Reggio Emilia in China: The Use of a Social Justice Approach to Early Learning to Prepare Children for a Multicultural Global Adoption Market
Berenice Nyland, Chris Nyland.
This paper is based on a program currently being run in a children’s home in Shanghai. The program is of interest as it involves a Chinese-American partnership, a complex integration of educational and development ideas from differing cultures, was devised as a social justice project to support girl children, and the context is an orphanage and the global adoption market.
The paper will explore how ideas, in this case the educational philosophies of Reggio Emilia, can globalise and become manifest in different forms depending on cultural values and the intentions of the users. The context supplies a rich background for this discussion. Cultural values are situated in the global adoption market and the infant, toddler and preschool programs are intended to prepare disadvantaged Chinese children for a life in middle America. To render these children suitable to cross-border transfer they are exposed to a conglomerate of experiences created by diverse circumstances that are both multi-cultural and multi-lingual.

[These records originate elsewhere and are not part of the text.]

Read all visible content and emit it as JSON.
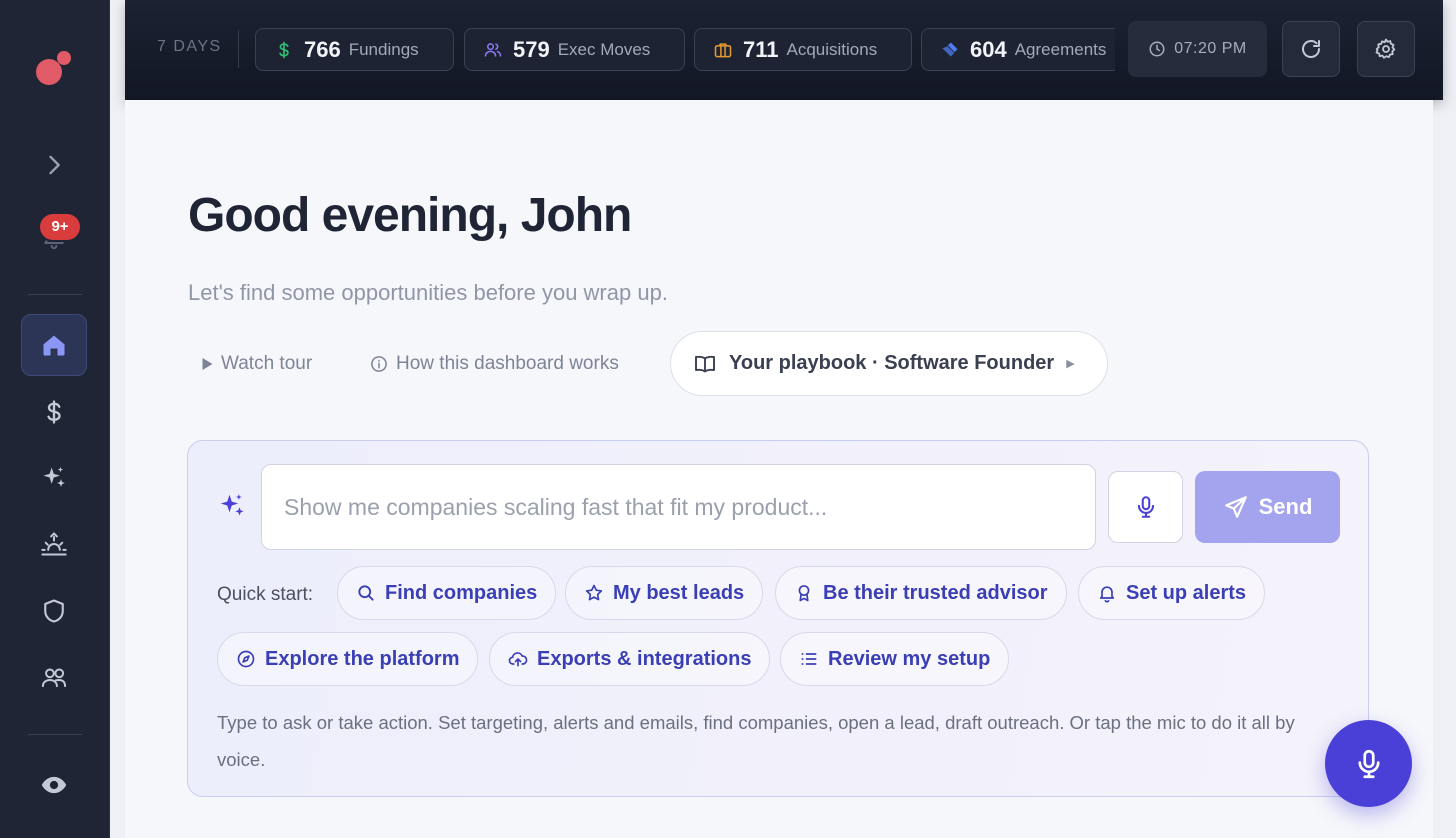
{
  "sidebar": {
    "notification_badge": "9+",
    "items": [
      {
        "name": "expand",
        "icon": "chevron-right-icon"
      },
      {
        "name": "notifications",
        "icon": "bell-icon"
      },
      {
        "name": "home",
        "icon": "home-icon",
        "active": true
      },
      {
        "name": "fundings",
        "icon": "dollar-icon"
      },
      {
        "name": "ai",
        "icon": "sparkle-icon"
      },
      {
        "name": "signals",
        "icon": "sunrise-icon"
      },
      {
        "name": "security",
        "icon": "shield-icon"
      },
      {
        "name": "team",
        "icon": "users-icon"
      },
      {
        "name": "watch",
        "icon": "eye-icon"
      }
    ]
  },
  "topbar": {
    "period": "7 DAYS",
    "stats": [
      {
        "value": "766",
        "label": "Fundings",
        "icon": "dollar-icon",
        "color": "#2fbf71"
      },
      {
        "value": "579",
        "label": "Exec Moves",
        "icon": "users-icon",
        "color": "#8b7cf6"
      },
      {
        "value": "711",
        "label": "Acquisitions",
        "icon": "briefcase-icon",
        "color": "#e79b2f"
      },
      {
        "value": "604",
        "label": "Agreements",
        "icon": "handshake-icon",
        "color": "#4f7cf0"
      }
    ],
    "time": "07:20 PM"
  },
  "main": {
    "greeting": "Good evening, John",
    "subtitle": "Let's find some opportunities before you wrap up.",
    "watch_tour": "Watch tour",
    "how_it_works": "How this dashboard works",
    "playbook": "Your playbook · Software Founder"
  },
  "assistant": {
    "placeholder": "Show me companies scaling fast that fit my product...",
    "send_label": "Send",
    "quick_start_label": "Quick start:",
    "chips": [
      {
        "label": "Find companies",
        "icon": "search-icon"
      },
      {
        "label": "My best leads",
        "icon": "star-icon"
      },
      {
        "label": "Be their trusted advisor",
        "icon": "award-icon"
      },
      {
        "label": "Set up alerts",
        "icon": "bell-icon"
      },
      {
        "label": "Explore the platform",
        "icon": "compass-icon"
      },
      {
        "label": "Exports & integrations",
        "icon": "upload-cloud-icon"
      },
      {
        "label": "Review my setup",
        "icon": "list-icon"
      }
    ],
    "helper_text": "Type to ask or take action. Set targeting, alerts and emails, find companies, open a lead, draft outreach. Or tap the mic to do it all by voice."
  },
  "colors": {
    "accent": "#4a3fd7",
    "sidebar_bg": "#1f2535",
    "badge": "#d93c3c"
  }
}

Berenice Nyland (Australia)
Berenice is a lecturer in early childhood at RMIT. Chris is at Monash University and teaches international business. Common interests in the transfer of ideas and security of children have led to this paper.
Chris Nyland (Australia)
(30 min. Conference Paper, English)